The AMT under section 55 applies generally to all taxpayers, and in this case, as a result of the 90-percent limitation on the AMT foreign tax credit under section 59(a)(2)(A), the calculation of petitioners' TMT exceeds petitioners' regular tax by $2,136, resulting in petitioners' AMT liability in that amount. Unless application of the AMT-foreign-tax-credit limitation of section 59(a)(2)(A) would violate the U.S.-Czech treaty, petitioners are liable for the $2,136 AMT.
In cases involving other treaties with operative language similar to the language of the U.S.-Czech treaty involved herein, courts have held that the section 59(a)(2)(A) AMT-foreign-tax-credit limitation does not violate general treaty provisions intended to avoid double taxation. More specifically, courts have interpreted the same general treaty language at issue herein (namely, "In accordance with the provisions and subject to the limitations of the law of the United States") to allow application of the section 59(a)(2)(A) AMT-foreign-tax-credit limitation. See Kappus v. Commissioner , 337 F.3d 1053, 1054 (D.C. Cir. 2003) (relating to U.S.-Canada treaty), affg. T.C. Memo. 2002-36; Pekar v. Commissioner , 113 T.C. 158, 160 (1999) (relating to U.S.-Germany treaty); Brooke v. Commissioner , T.C. Memo. 2000-194, affd. per curiam 13 Fed. Appx. 7 (D.C. Cir. 2001).
Interpreting the same language in the context of article 23(1) in the U.S.-Germany treaty, 2 in Pekar v. Commissioner , supra at 163, we upheld the AMT-foreign-tax-credit limitation of section 59(a)(2)(A), explaining that "there is harmony between the U.S.-Germany treaty and section 59 because section 59 was enacted 5 years before the U.S.-Germany treaty became effective and, therefore, was one of the existing laws recognized as a limitation on the U.S.-Germany treaty in article 23(1)."
2 ═ Convention for the Avoidance of Double Taxation, Aug. 28, 1989, U.S.-Germany, 30 ILM 1778, 1779.

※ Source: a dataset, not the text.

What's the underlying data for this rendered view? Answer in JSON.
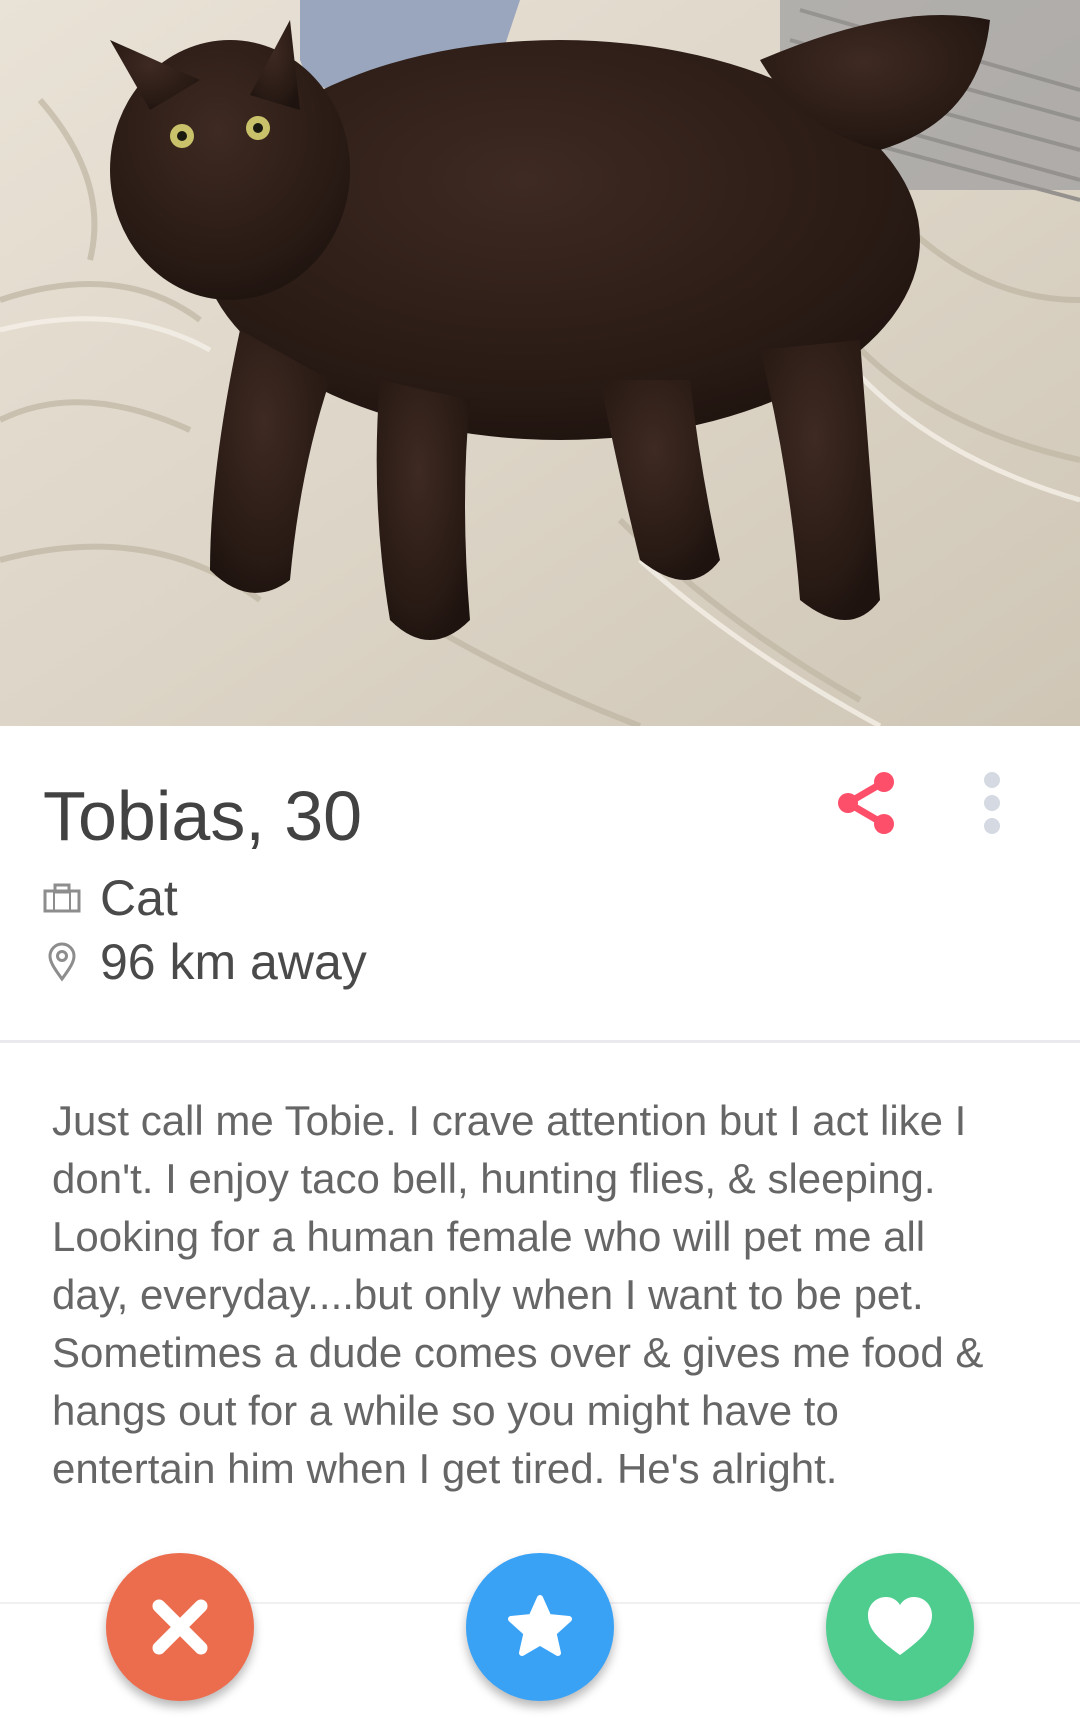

The section 59(a)(2)(A) AMT-foreign-tax-credit limitation is a "limitation of the law of the United States" that was in effect at the time the U.S.-Czech treaty was signed in 1993.
On the basis of the above holdings, we conclude that the section 59(a)(2)(A) AMT-foreign-tax-credit limitation does not violate the U.S.-Czech Republic treaty involved herein.
By establishing the late filing of petitioners' 2000 joint Federal income tax return, respondent has met his burden of production under section 7491(c) with respect to the section 6651(a)(1) late filing addition to tax.
Petitioners have failed to provide any reason for the late filing of their 2000 joint Federal income tax return. The return was due on April 15, 2001; petitioners failed to request an extension of time to file their return; and petitioners' return was not filed with respondent until October 15, 2001.
In light of these facts, petitioners are liable for the section 6651(a)(1) addition to tax for failure to timely file their 2000 joint Federal income tax return.
To reflect the foregoing,
Decision will be entered for respondent.